Guerrilla street cred

Grassroots Advertising is using new tech to improve the creativity of the messages it brings to people.

Shoppers entered a glass-sided truck to play a game and have a chance to open a plexi box to receive a gift from Holt Renfrew.

Grassroots Advertising knows how to take brand messages to the people and, thanks to new technologies, the mediaco has been ratcheting up the creativity and innovation of its executions. Its philosophy is that anything is possible, and has embraced a can-do attitude to deliver on that.

Mike Gillissie, the company’s VP sales, operations and business development, says, “We make it a point to say yes as much as possible. ‘Do we do crop circle advertising? Yes we do’.”

Gillissie says Grassroots is seeing more demand for creating memories, and a focus on making sure the experiences are easily shared on social media to amplify the audience.  “We’re enjoying integrating technology with traditional out-of- home and seeing how much fun the viewer can have with it.” Toronto-based Grassroots Advertising has specialized in guerrilla marketing and street advertising for more than 30 years across Canada, the US and Europe. Its main products include experiential, 3D props and stunts, wildpostings, projections, street frames, mobile billboards, showcase vehicles, food trucks, sampling, stencil and chalk art, murals, human billboards, indoor posters and whatever unique executions can be imagined. A recent Grassroots campaign for Cars to Go in Vancouver featured a static display integrated with a large format projection and hidden talent. As customers went to pick up their rented cars, they were greeted by a big projection of comedians interacting with them in real time, transforming what is typically neither a fun nor memorable experience into something to tweet about.

Nordstrom welcomed spring with a floral-wrapped truck and brand ambassadors handing out tulips to shoppers.

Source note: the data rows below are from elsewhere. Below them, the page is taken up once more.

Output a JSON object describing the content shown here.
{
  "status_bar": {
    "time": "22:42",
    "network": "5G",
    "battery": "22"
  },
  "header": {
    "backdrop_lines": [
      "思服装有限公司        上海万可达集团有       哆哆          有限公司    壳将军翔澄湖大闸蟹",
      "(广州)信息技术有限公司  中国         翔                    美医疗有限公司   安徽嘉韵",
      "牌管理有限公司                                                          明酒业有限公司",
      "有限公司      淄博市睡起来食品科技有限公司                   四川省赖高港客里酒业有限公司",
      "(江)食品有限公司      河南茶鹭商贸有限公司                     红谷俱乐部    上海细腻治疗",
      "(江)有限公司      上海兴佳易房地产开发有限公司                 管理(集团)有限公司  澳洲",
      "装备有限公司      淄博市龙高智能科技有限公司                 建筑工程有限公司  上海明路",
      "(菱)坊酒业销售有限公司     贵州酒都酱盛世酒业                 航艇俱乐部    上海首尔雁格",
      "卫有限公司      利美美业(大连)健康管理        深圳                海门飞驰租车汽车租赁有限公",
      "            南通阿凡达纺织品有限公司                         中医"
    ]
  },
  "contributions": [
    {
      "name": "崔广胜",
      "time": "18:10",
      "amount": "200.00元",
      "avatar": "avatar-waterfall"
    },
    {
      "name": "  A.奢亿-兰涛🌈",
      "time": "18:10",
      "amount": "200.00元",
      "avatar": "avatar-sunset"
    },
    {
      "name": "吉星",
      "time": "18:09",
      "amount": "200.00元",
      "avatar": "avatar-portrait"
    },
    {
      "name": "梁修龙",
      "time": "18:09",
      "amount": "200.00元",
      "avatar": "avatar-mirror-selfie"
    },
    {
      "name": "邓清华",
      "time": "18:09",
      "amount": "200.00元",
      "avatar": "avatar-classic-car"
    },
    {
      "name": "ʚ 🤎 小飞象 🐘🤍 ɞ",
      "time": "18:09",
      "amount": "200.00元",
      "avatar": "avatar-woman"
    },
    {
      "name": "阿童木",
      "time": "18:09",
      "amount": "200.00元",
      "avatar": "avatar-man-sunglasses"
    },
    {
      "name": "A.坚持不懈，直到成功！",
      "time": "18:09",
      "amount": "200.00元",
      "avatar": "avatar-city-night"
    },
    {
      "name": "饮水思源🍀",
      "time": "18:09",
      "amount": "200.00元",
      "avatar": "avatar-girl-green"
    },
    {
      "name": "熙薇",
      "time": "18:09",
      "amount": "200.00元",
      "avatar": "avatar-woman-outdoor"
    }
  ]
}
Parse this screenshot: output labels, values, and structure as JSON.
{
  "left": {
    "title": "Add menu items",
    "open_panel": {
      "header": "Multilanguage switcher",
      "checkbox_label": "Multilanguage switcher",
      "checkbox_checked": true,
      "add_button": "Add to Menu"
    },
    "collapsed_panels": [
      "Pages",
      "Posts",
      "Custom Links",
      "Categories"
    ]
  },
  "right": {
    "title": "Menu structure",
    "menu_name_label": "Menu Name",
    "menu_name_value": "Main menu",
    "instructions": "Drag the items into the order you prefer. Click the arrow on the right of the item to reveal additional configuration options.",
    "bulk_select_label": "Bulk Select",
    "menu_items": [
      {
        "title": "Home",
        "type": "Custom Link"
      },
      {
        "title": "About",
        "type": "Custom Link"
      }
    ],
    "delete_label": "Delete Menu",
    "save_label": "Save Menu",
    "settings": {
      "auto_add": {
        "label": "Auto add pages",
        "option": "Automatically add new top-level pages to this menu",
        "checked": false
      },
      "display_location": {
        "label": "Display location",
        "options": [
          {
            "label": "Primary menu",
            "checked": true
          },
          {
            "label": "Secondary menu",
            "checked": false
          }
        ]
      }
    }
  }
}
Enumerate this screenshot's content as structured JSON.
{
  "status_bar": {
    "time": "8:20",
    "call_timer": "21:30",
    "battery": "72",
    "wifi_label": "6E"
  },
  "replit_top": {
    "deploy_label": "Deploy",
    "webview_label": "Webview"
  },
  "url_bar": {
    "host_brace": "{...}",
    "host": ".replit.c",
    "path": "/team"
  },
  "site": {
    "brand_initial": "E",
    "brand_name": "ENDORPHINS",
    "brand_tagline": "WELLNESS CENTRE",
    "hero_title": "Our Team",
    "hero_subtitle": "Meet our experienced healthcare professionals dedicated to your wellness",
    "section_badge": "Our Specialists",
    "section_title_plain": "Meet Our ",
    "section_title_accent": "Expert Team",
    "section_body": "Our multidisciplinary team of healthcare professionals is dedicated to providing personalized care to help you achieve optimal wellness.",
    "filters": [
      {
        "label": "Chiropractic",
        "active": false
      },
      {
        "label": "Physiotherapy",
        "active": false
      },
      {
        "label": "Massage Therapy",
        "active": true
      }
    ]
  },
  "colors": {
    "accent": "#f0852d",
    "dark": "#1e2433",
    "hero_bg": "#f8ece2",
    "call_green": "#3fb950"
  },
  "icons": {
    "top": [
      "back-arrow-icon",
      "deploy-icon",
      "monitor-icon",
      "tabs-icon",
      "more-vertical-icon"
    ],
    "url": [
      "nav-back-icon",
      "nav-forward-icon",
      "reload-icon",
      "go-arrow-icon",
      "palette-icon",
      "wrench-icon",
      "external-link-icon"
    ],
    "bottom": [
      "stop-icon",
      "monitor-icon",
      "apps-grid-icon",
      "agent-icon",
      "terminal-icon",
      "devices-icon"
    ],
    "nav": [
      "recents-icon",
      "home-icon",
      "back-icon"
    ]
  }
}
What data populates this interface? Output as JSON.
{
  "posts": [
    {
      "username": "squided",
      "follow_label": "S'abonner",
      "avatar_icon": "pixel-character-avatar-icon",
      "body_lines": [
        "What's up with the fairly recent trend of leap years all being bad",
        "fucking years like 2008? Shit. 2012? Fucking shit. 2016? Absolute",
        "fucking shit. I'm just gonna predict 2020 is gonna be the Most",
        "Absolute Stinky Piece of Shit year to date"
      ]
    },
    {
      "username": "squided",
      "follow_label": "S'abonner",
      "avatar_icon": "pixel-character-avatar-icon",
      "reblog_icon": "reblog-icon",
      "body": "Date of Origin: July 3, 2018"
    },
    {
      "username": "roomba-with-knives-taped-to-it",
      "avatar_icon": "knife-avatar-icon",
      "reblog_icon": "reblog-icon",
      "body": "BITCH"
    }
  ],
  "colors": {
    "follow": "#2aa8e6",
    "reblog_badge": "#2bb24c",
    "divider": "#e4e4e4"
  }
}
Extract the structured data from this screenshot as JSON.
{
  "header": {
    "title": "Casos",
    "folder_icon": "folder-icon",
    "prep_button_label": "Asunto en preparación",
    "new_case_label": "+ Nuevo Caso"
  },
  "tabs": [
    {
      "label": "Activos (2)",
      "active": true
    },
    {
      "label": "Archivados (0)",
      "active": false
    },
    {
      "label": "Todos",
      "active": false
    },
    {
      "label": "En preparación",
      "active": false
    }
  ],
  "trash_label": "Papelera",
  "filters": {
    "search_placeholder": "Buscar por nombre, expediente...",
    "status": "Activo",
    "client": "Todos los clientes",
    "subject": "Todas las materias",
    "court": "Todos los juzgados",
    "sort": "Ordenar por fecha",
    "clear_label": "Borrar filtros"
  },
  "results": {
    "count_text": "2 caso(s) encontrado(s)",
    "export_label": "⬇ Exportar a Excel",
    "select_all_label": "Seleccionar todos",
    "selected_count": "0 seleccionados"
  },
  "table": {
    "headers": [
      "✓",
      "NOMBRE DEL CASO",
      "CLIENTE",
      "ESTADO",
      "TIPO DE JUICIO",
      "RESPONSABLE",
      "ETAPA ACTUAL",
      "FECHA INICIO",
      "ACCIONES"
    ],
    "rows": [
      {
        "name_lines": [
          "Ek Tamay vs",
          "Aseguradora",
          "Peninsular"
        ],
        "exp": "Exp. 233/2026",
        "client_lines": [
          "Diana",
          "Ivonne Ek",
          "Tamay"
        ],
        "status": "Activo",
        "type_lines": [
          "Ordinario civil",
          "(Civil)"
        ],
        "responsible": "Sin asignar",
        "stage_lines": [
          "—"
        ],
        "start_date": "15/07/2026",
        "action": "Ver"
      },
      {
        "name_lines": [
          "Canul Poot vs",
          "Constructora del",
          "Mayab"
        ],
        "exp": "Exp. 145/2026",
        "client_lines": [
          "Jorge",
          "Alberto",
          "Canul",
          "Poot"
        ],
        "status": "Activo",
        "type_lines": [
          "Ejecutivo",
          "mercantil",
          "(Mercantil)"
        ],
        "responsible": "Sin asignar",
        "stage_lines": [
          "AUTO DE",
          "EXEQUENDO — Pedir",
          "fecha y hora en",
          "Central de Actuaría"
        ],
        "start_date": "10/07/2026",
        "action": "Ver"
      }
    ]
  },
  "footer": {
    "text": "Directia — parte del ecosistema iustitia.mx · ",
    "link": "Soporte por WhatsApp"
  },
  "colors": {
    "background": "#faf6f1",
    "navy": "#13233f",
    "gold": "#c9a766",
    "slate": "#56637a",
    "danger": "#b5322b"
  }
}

This Air Miles campaign took its American Express card message to the street via chalk art created with eco-friendly chalk.

Gillissie says gamification executions, such as a campaign executed for Toyota, are also great for word of mouth and social sharing. To generate Corolla buzz, passersby were offered a seat and a steering wheel to take a virtual test drive on a (virtual) 40-foot track that was projected on a wall for all to see. This is the type of experience that is happily shared by word of mouth and social media.”

He expects the experiential aspect of out-of- home to increase even more as media and technologies converge. Integration of big data, beacon tech and digital OOH will result in more hyper-targeting, fuelling dramatic growth of the industry and the use of triggers and ID software to influence behaviour. “We see trends in what clients want to do,” says Gillissie.  “A couple of years ago our walking billboards were very popular, as was 3D chalk art. Currently food trucks and our showcase vehicle are getting a lot of traction, as they garner very positive consumer interaction with brands.” One example is a campaign developed for Nordstrom, which included a truck branded with an elegant floral pattern and brand ambassadors handing out tulips to welcome in spring. Another Nordstrom campaign used food trucks to give away hot chocolate and gingerbread cookies. The cups had a tear-away tab that was a coupon for a free gift in-store, effectively bringing people into the store and creating a rewarding experience from start to finish.

Projection tech gave Toyota the ability to give virtual Corolla test drives on a 40-foot track projected onto city walls.

Holt Renfrew also used a display truck in an interesting way. People were invited into the glass-sided vehicle to play a game, then given the opportunity to choose a key that opened one of three plexi boxes, each one containing gifts for them to take home.

Nordstrom welcomed spring with a floral-wrapped truck and brand ambassadors handing out tulips to shoppers.

Nordstrom welcomed spring with a floral-wrapped truck and brand ambassadors handing out tulips to shoppers.


Gillissie says out-of- home, even in its most traditional sense, is still completely relevant: “It augments thedigital message. It is the original geo-targeted medium – and great creative with a powerful image cannot be ignored.” Since the average person spends over three hours out of home per day, Gillissie says as people become less tethered to their offices and homes, thanks to mobile devices, this will likely increase.  “I think now more than ever the real-world omnipresent nature of out-of home is critical for any plan. After all, you can’t skip it or turn it off.”